__Required work__:
Restate the records below word for word.

__Listed records__:
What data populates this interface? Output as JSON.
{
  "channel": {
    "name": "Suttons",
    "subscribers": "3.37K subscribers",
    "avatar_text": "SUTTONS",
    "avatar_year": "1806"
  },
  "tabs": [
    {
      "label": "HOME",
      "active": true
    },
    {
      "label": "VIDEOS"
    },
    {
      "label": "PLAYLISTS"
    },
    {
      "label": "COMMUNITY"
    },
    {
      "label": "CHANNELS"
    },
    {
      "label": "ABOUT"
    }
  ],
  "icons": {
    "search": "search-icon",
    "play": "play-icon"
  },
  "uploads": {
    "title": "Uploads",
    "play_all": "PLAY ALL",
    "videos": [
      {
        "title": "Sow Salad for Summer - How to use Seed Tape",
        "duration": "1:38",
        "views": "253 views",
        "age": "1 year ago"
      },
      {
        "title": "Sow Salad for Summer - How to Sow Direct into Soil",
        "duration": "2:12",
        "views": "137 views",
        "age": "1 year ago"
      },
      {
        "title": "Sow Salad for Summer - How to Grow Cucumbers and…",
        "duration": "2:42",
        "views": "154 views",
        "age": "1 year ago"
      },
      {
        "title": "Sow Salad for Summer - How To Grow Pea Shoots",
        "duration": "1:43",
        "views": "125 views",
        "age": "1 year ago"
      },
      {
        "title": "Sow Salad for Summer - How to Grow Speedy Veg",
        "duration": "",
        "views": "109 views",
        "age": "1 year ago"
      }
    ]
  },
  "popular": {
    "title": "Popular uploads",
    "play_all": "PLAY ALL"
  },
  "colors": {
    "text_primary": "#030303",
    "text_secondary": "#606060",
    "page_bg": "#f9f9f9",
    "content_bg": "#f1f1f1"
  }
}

__Response to the task__:
What data populates this interface? Output as JSON.
{
  "channel": {
    "name": "Suttons",
    "subscribers": "3.37K subscribers",
    "avatar_text": "SUTTONS",
    "avatar_year": "1806"
  },
  "tabs": [
    {
      "label": "HOME",
      "active": true
    },
    {
      "label": "VIDEOS"
    },
    {
      "label": "PLAYLISTS"
    },
    {
      "label": "COMMUNITY"
    },
    {
      "label": "CHANNELS"
    },
    {
      "label": "ABOUT"
    }
  ],
  "icons": {
    "search": "search-icon",
    "play": "play-icon"
  },
  "uploads": {
    "title": "Uploads",
    "play_all": "PLAY ALL",
    "videos": [
      {
        "title": "Sow Salad for Summer - How to use Seed Tape",
        "duration": "1:38",
        "views": "253 views",
        "age": "1 year ago"
      },
      {
        "title": "Sow Salad for Summer - How to Sow Direct into Soil",
        "duration": "2:12",
        "views": "137 views",
        "age": "1 year ago"
      },
      {
        "title": "Sow Salad for Summer - How to Grow Cucumbers and…",
        "duration": "2:42",
        "views": "154 views",
        "age": "1 year ago"
      },
      {
        "title": "Sow Salad for Summer - How To Grow Pea Shoots",
        "duration": "1:43",
        "views": "125 views",
        "age": "1 year ago"
      },
      {
        "title": "Sow Salad for Summer - How to Grow Speedy Veg",
        "duration": "",
        "views": "109 views",
        "age": "1 year ago"
      }
    ]
  },
  "popular": {
    "title": "Popular uploads",
    "play_all": "PLAY ALL"
  },
  "colors": {
    "text_primary": "#030303",
    "text_secondary": "#606060",
    "page_bg": "#f9f9f9",
    "content_bg": "#f1f1f1"
  }
}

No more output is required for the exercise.